The US Drug Enforcement Administration has removed inaccurate information regarding the safety of cannabis from its website.
In response to a legal petition, the US Drug Enforcement Administration last week removed from its website a nearly 45-page publication filled with misinformation regarding the public health effects of marijuana.
The medical marijuana advocacy organization, Americans for Safe Access (ASA), had filed a petition last December claiming that the DEA’s publication, “The Dangers and Consequences of Marijuana Abuse,” contained “scientifically inaccurate information about the health effects of medical cannabis.”
As of last Monday, the publication was no longer available on the DEA’s website.
“The DEA’s removal of these popular myths about cannabis from their website could mean the end of Washington gridlock,” said Steph Sherer, Executive Director of ASA, in a statement. “This is a victory for medical cannabis patients across the nation, who rely on cannabis to treat serious illnesses. The federal government now admits that cannabis is not a gateway drug, and doesn’t cause long-term brain damage, or psychosis. While the fight to end stigma around cannabis is far from over, this is a big step.”
In the legal petition, ASA alleged that the publication’s 23 false statements, including the myths that cannabis causes psychosis, cancer and destroys cognitive function, were in violation of the federal Information Quality Act. The act, also referred to as the Data Quality Act, is designed to ensure the integrity of information published by government agencies.
ASA argues that there are still two factual inaccuracies that violate the Information Quality Act on the DEA’s website. The organization claims it is particularly concerned about the DEA spreading any misinformation with newly confirmed Jeff Sessions, historically a staunch opponent of cannabis, taking lead over the Department of Justice.
“It is crucial that the DEA correct it’s inaccurate statements, especially in light of Senator Jeff Sessions’ confirmation as Attorney General of the United States,” ASA wrote in a new letter to the DEA. “Attorney General Sessions has made several statements demonstrating his beliefs that cannabis is a gateway drug and that its psychological effects are permanent. These beliefs are verifiably false, as confirmed by the DEA in its ‘Denial of Petition to Initiate Proceedings to Reschedule Marijuana.’
“Allowing Mr. Sessions to make law enforcement decisions based on biased, out-of-date information does a tremendous disservice to ASA’s members and the American people at large,” ASA added.

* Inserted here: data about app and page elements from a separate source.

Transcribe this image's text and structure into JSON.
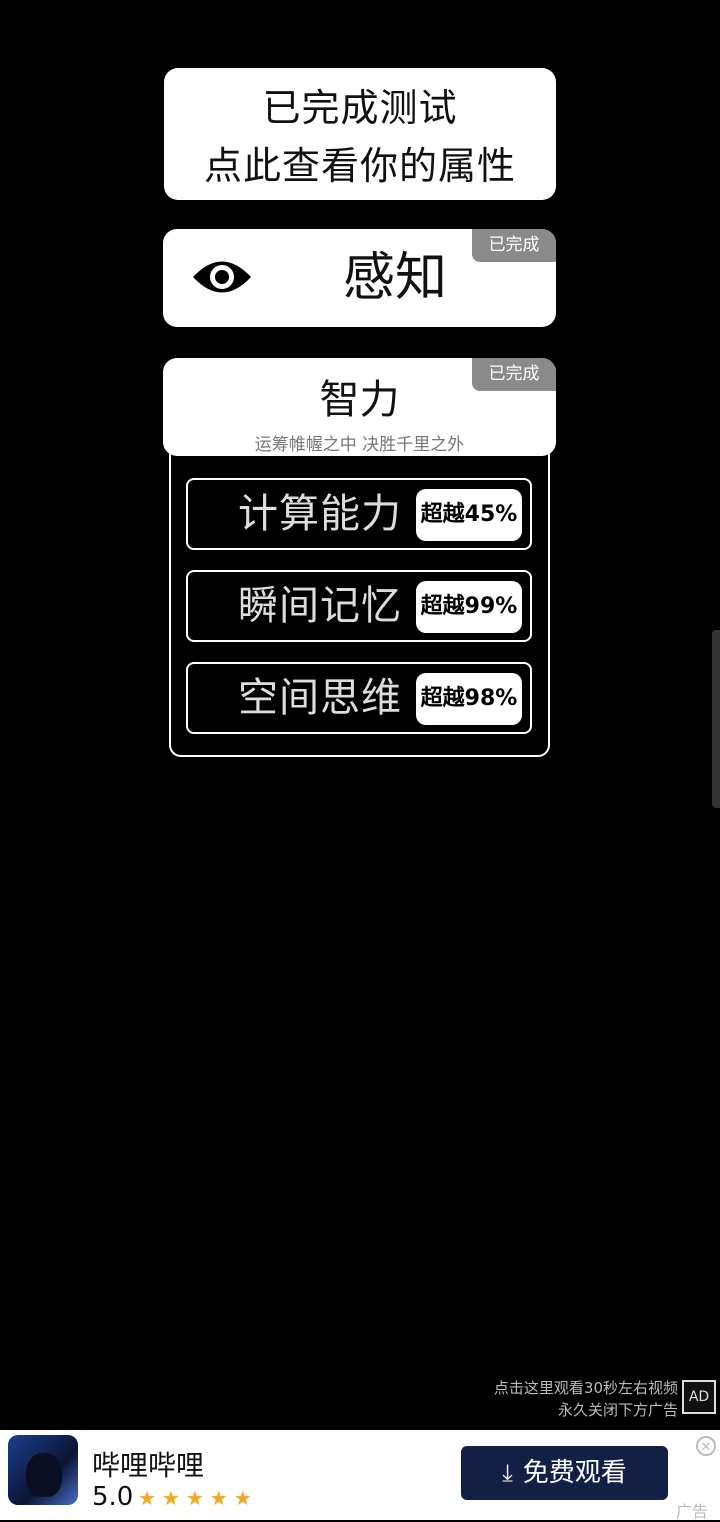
{
  "hero": {
    "line1": "已完成测试",
    "line2": "点此查看你的属性"
  },
  "perception": {
    "badge": "已完成",
    "title": "感知",
    "icon": "eye-icon"
  },
  "intelligence": {
    "badge": "已完成",
    "title": "智力",
    "subtitle": "运筹帷幄之中 决胜千里之外",
    "abilities": [
      {
        "name": "计算能力",
        "result": "超越45%"
      },
      {
        "name": "瞬间记忆",
        "result": "超越99%"
      },
      {
        "name": "空间思维",
        "result": "超越98%"
      }
    ]
  },
  "ad_hint": {
    "line1": "点击这里观看30秒左右视频",
    "line2": "永久关闭下方广告",
    "icon_label": "AD"
  },
  "ad_banner": {
    "app_name": "哔哩哔哩",
    "rating": "5.0",
    "stars": "★★★★★",
    "cta_label": "免费观看",
    "ad_label": "广告"
  }
}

The DEA had 60 days from ASA’s request for correction of information to respond. As of February 21, it is two weeks beyond the required deadline.
“We are pleased that in the face of our request the DEA withdrew some of the damaging misinformation from its website,” said Vickie Feeman of the law firm Orrick, Herrington & Sutcliffe, which is representing ASA. “However, the DEA continues to disseminate many damaging facts about the health risks of medical cannabis and patients across the country face ongoing harm as a result of these alternative facts. We are hopeful the DEA will also remove the remaining statements rather than continue to mislead the public in the face of the scientifically proven benefits of medical cannabis.”
Federally, cannabis remains classified as Schedule I, a category reserved for substances with a high potential for abuse and no currently accepted medical use. The classification is in direct contradiction of an August 2016 document published by the DEA itself, which acknowledges cannabis’ pharmacological effects.
While 28 states have passed laws allowing medical marijuana, the gross misinformation being spread about the safety of cannabis has played a significant role in preventing the legalization of marijuana in the U.S.
We’ve detailed what studies have so far found about cannabis and its therapeutic properties. You can learn more about those findings here.